A new study has demonstrated that race and economic status influence health care choices, by revealing that African Americans and low-income patients are less likely to consent to post-surgery epidural pain relief, than their white or more well off counterparts.
The research from physicians at the University of Pennsylvania School of Medicine studied how race, economic and educational status may affect health care choices when access to care isn't a factor.
Overall analysis showed that education and income were not as important as race in determining epidural acceptance, but the researchers say the costs of improper pain treatment after surgery are large for any patient group.
"Epidurals are more effective for relieving postoperative pain, and higher levels of pain have been linked to the development of chronic pain," says E. Andrew Ochroch, MD, an associate professor and director of clinical research in the Department of Anesthesiology and Critical Care.
"Consequently, if African Americans are either denied or denying themselves epidural for pain relief, then they may be at greater risk for postoperative complications," he added.
For the study, prospective surgery patients were screened using a short, scripted interview developed by a panel of anesthesiologists, neurologists and chronic pain specialists, to assess what they already knew about epidurals and what experiences, if any, they'd had with the technique before.
Physicians collected data from 1,193 patients between late August 2004 and early January 2005.
64 percent of all patients said they would accept an epidural if it was recommended by an anesthesiologist, while 36 percent said they would refuse. When asked if an additional recommendation from the surgeon would make them consent, acceptance rose to 78 percent.
But when examining differences based on race, African American patients were less likely to say they would accept an epidural under any circumstances.
Socio-economic status also appeared to influence consent. Participants who worked full- or part-time were more likely to accept an epidural compared to those who were unemployed.
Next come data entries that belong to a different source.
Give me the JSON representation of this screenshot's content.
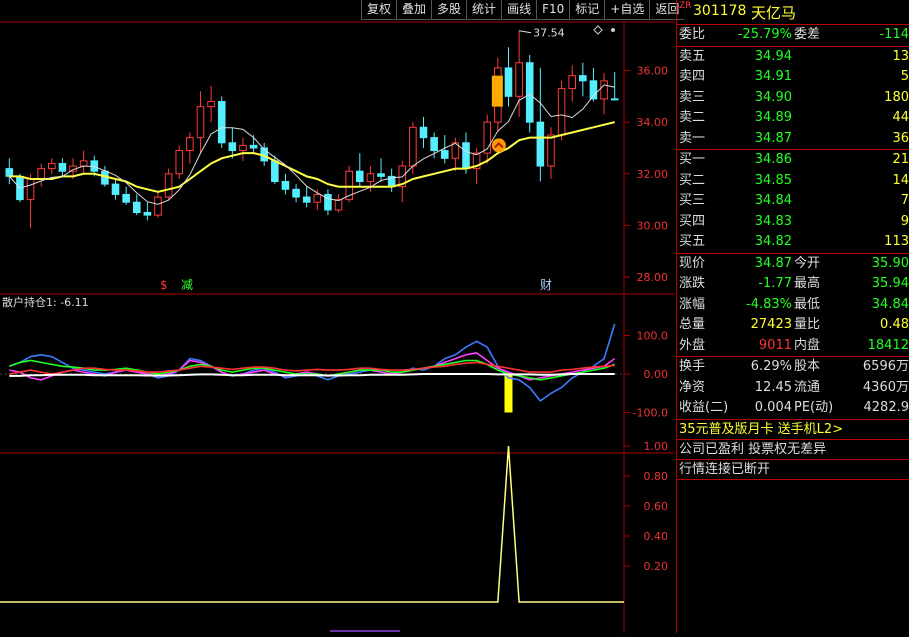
{
  "toolbar": {
    "buttons": [
      "复权",
      "叠加",
      "多股",
      "统计",
      "画线",
      "F10",
      "标记",
      "+自选",
      "返回"
    ]
  },
  "main_chart": {
    "y_ticks": [
      "36.00",
      "34.00",
      "32.00",
      "30.00",
      "28.00"
    ],
    "high_annotation": "37.54",
    "markers": {
      "s": "$",
      "jian": "减",
      "cai": "财"
    },
    "colors": {
      "up": "#ff3b3b",
      "down": "#55eeff",
      "ma": "#ffff44"
    }
  },
  "indicator1": {
    "title": "散户持仓1: -6.11",
    "y_ticks": [
      "100.0",
      "0.00",
      "-100.0"
    ],
    "series_colors": [
      "#3a7bff",
      "#ff40ff",
      "#22ff22",
      "#ff3333",
      "#ffffff"
    ]
  },
  "indicator2": {
    "y_ticks": [
      "1.00",
      "0.80",
      "0.60",
      "0.40",
      "0.20"
    ],
    "series_color": "#ffff80"
  },
  "chart_data": {
    "type": "candlestick",
    "price_ylim": [
      27.5,
      37.8
    ],
    "candles": [
      [
        32.2,
        32.6,
        31.6,
        31.9
      ],
      [
        31.9,
        32.0,
        30.9,
        31.0
      ],
      [
        31.0,
        32.0,
        29.9,
        31.8
      ],
      [
        31.8,
        32.4,
        31.5,
        32.2
      ],
      [
        32.2,
        32.6,
        32.0,
        32.4
      ],
      [
        32.4,
        32.6,
        31.9,
        32.1
      ],
      [
        32.1,
        32.6,
        31.8,
        32.3
      ],
      [
        32.3,
        32.9,
        32.0,
        32.5
      ],
      [
        32.5,
        32.7,
        31.9,
        32.1
      ],
      [
        32.1,
        32.3,
        31.5,
        31.6
      ],
      [
        31.6,
        31.8,
        31.0,
        31.2
      ],
      [
        31.2,
        31.5,
        30.8,
        30.9
      ],
      [
        30.9,
        31.2,
        30.4,
        30.5
      ],
      [
        30.5,
        30.9,
        30.2,
        30.4
      ],
      [
        30.4,
        31.3,
        30.3,
        31.1
      ],
      [
        31.1,
        32.2,
        31.0,
        32.0
      ],
      [
        32.0,
        33.1,
        31.8,
        32.9
      ],
      [
        32.9,
        33.6,
        32.4,
        33.4
      ],
      [
        33.4,
        35.2,
        32.8,
        34.6
      ],
      [
        34.6,
        35.4,
        34.0,
        34.8
      ],
      [
        34.8,
        35.0,
        33.0,
        33.2
      ],
      [
        33.2,
        33.8,
        32.6,
        32.9
      ],
      [
        32.9,
        33.4,
        32.5,
        33.1
      ],
      [
        33.1,
        33.5,
        32.8,
        33.0
      ],
      [
        33.0,
        33.2,
        32.3,
        32.5
      ],
      [
        32.5,
        32.7,
        31.6,
        31.7
      ],
      [
        31.7,
        32.0,
        31.2,
        31.4
      ],
      [
        31.4,
        31.6,
        30.9,
        31.1
      ],
      [
        31.1,
        31.5,
        30.7,
        30.9
      ],
      [
        30.9,
        31.4,
        30.6,
        31.2
      ],
      [
        31.2,
        31.4,
        30.4,
        30.6
      ],
      [
        30.6,
        31.2,
        30.5,
        31.0
      ],
      [
        31.0,
        32.3,
        30.9,
        32.1
      ],
      [
        32.1,
        32.8,
        31.5,
        31.7
      ],
      [
        31.7,
        32.3,
        31.3,
        32.0
      ],
      [
        32.0,
        32.6,
        31.7,
        31.9
      ],
      [
        31.9,
        32.2,
        31.3,
        31.5
      ],
      [
        31.5,
        32.5,
        30.9,
        32.3
      ],
      [
        32.3,
        34.0,
        32.0,
        33.8
      ],
      [
        33.8,
        34.2,
        33.0,
        33.4
      ],
      [
        33.4,
        33.6,
        32.6,
        32.9
      ],
      [
        32.9,
        33.5,
        32.4,
        32.6
      ],
      [
        32.6,
        33.4,
        32.1,
        33.2
      ],
      [
        33.2,
        33.6,
        32.0,
        32.2
      ],
      [
        32.2,
        33.0,
        31.6,
        32.8
      ],
      [
        32.8,
        34.3,
        32.4,
        34.0
      ],
      [
        34.0,
        36.5,
        33.6,
        36.1
      ],
      [
        36.1,
        36.9,
        34.6,
        35.0
      ],
      [
        35.0,
        37.54,
        34.2,
        36.3
      ],
      [
        36.3,
        36.6,
        33.6,
        34.0
      ],
      [
        34.0,
        36.1,
        31.7,
        32.3
      ],
      [
        32.3,
        33.8,
        31.8,
        33.5
      ],
      [
        33.5,
        35.6,
        33.3,
        35.3
      ],
      [
        35.3,
        36.2,
        34.8,
        35.8
      ],
      [
        35.8,
        36.3,
        35.0,
        35.6
      ],
      [
        35.6,
        36.1,
        34.8,
        34.9
      ],
      [
        34.9,
        35.9,
        34.3,
        35.6
      ],
      [
        34.9,
        35.94,
        34.84,
        34.87
      ]
    ],
    "ma": [
      31.9,
      31.9,
      31.8,
      31.8,
      31.8,
      31.9,
      31.9,
      32.0,
      32.0,
      31.9,
      31.8,
      31.7,
      31.5,
      31.4,
      31.3,
      31.4,
      31.5,
      31.8,
      32.1,
      32.4,
      32.6,
      32.7,
      32.8,
      32.8,
      32.7,
      32.5,
      32.3,
      32.1,
      31.9,
      31.8,
      31.6,
      31.5,
      31.5,
      31.5,
      31.5,
      31.5,
      31.5,
      31.6,
      31.8,
      31.9,
      32.0,
      32.1,
      32.2,
      32.2,
      32.3,
      32.5,
      32.8,
      33.0,
      33.3,
      33.4,
      33.4,
      33.4,
      33.5,
      33.6,
      33.7,
      33.8,
      33.9,
      34.0
    ],
    "ind1": {
      "blue": [
        20,
        30,
        45,
        50,
        45,
        30,
        15,
        10,
        5,
        0,
        5,
        10,
        5,
        0,
        -10,
        -5,
        10,
        40,
        35,
        20,
        5,
        -5,
        0,
        10,
        15,
        5,
        -10,
        -5,
        0,
        -5,
        -15,
        -5,
        0,
        5,
        10,
        5,
        0,
        5,
        15,
        10,
        20,
        40,
        50,
        70,
        85,
        70,
        20,
        -10,
        -15,
        -35,
        -70,
        -50,
        -35,
        -10,
        5,
        20,
        40,
        130
      ],
      "pink": [
        10,
        5,
        -10,
        -15,
        -5,
        5,
        10,
        5,
        0,
        -5,
        5,
        10,
        5,
        0,
        -5,
        0,
        10,
        35,
        30,
        20,
        5,
        -5,
        0,
        5,
        10,
        0,
        -5,
        0,
        5,
        0,
        -5,
        0,
        5,
        10,
        10,
        5,
        0,
        5,
        10,
        15,
        20,
        30,
        40,
        50,
        55,
        35,
        15,
        5,
        -5,
        -15,
        -10,
        -5,
        0,
        5,
        10,
        15,
        20,
        40
      ],
      "green": [
        20,
        30,
        35,
        30,
        25,
        20,
        18,
        15,
        10,
        10,
        12,
        15,
        10,
        5,
        0,
        5,
        10,
        20,
        25,
        20,
        10,
        5,
        10,
        15,
        15,
        10,
        5,
        0,
        0,
        0,
        -5,
        0,
        5,
        10,
        10,
        10,
        5,
        5,
        10,
        15,
        20,
        25,
        30,
        35,
        35,
        25,
        10,
        0,
        -5,
        -10,
        -15,
        -10,
        -5,
        0,
        5,
        10,
        15,
        25
      ],
      "red": [
        0,
        5,
        10,
        5,
        0,
        5,
        10,
        15,
        15,
        12,
        10,
        10,
        8,
        5,
        5,
        8,
        10,
        15,
        20,
        18,
        15,
        12,
        15,
        18,
        18,
        15,
        10,
        8,
        10,
        12,
        10,
        10,
        12,
        15,
        15,
        12,
        10,
        10,
        12,
        15,
        18,
        20,
        25,
        28,
        30,
        25,
        20,
        15,
        10,
        5,
        5,
        5,
        10,
        12,
        15,
        18,
        20,
        22
      ],
      "white": [
        -5,
        -5,
        -3,
        -3,
        -2,
        -2,
        -2,
        -2,
        -3,
        -3,
        -3,
        -3,
        -3,
        -4,
        -4,
        -4,
        -3,
        -2,
        -1,
        -1,
        -2,
        -3,
        -3,
        -2,
        -2,
        -2,
        -3,
        -3,
        -3,
        -3,
        -4,
        -4,
        -3,
        -3,
        -2,
        -2,
        -2,
        -2,
        -1,
        0,
        0,
        0,
        0,
        0,
        0,
        0,
        -1,
        -1,
        -1,
        -1,
        -2,
        -2,
        -1,
        0,
        0,
        0,
        0,
        0
      ]
    },
    "ind1_bar": {
      "index": 47,
      "value": -100
    },
    "ind2": {
      "peak_index": 47,
      "peak_value": 1.0
    }
  },
  "quote": {
    "zr": "ZR",
    "code": "301178",
    "name": "天亿马",
    "weibi": {
      "label": "委比",
      "value": "-25.79%",
      "label2": "委差",
      "value2": "-114"
    },
    "asks": [
      {
        "label": "卖五",
        "price": "34.94",
        "vol": "13"
      },
      {
        "label": "卖四",
        "price": "34.91",
        "vol": "5"
      },
      {
        "label": "卖三",
        "price": "34.90",
        "vol": "180"
      },
      {
        "label": "卖二",
        "price": "34.89",
        "vol": "44"
      },
      {
        "label": "卖一",
        "price": "34.87",
        "vol": "36"
      }
    ],
    "bids": [
      {
        "label": "买一",
        "price": "34.86",
        "vol": "21"
      },
      {
        "label": "买二",
        "price": "34.85",
        "vol": "14"
      },
      {
        "label": "买三",
        "price": "34.84",
        "vol": "7"
      },
      {
        "label": "买四",
        "price": "34.83",
        "vol": "9"
      },
      {
        "label": "买五",
        "price": "34.82",
        "vol": "113"
      }
    ],
    "stats": [
      {
        "l1": "现价",
        "v1": "34.87",
        "c1": "g",
        "l2": "今开",
        "v2": "35.90",
        "c2": "g"
      },
      {
        "l1": "涨跌",
        "v1": "-1.77",
        "c1": "g",
        "l2": "最高",
        "v2": "35.94",
        "c2": "g"
      },
      {
        "l1": "涨幅",
        "v1": "-4.83%",
        "c1": "g",
        "l2": "最低",
        "v2": "34.84",
        "c2": "g"
      },
      {
        "l1": "总量",
        "v1": "27423",
        "c1": "y",
        "l2": "量比",
        "v2": "0.48",
        "c2": "y"
      },
      {
        "l1": "外盘",
        "v1": "9011",
        "c1": "r",
        "l2": "内盘",
        "v2": "18412",
        "c2": "g"
      }
    ],
    "fund": [
      {
        "l1": "换手",
        "v1": "6.29%",
        "l2": "股本",
        "v2": "6596万"
      },
      {
        "l1": "净资",
        "v1": "12.45",
        "l2": "流通",
        "v2": "4360万"
      },
      {
        "l1": "收益(二)",
        "v1": "0.004",
        "l2": "PE(动)",
        "v2": "4282.9"
      }
    ],
    "promo": "35元普及版月卡 送手机L2>",
    "notes": [
      "公司已盈利 投票权无差异",
      "行情连接已断开"
    ]
  }
}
Even at higher income levels, white patients were more likely than black patients to accept an epidural.
The study is published in the journal Anesthesia and Analgesia.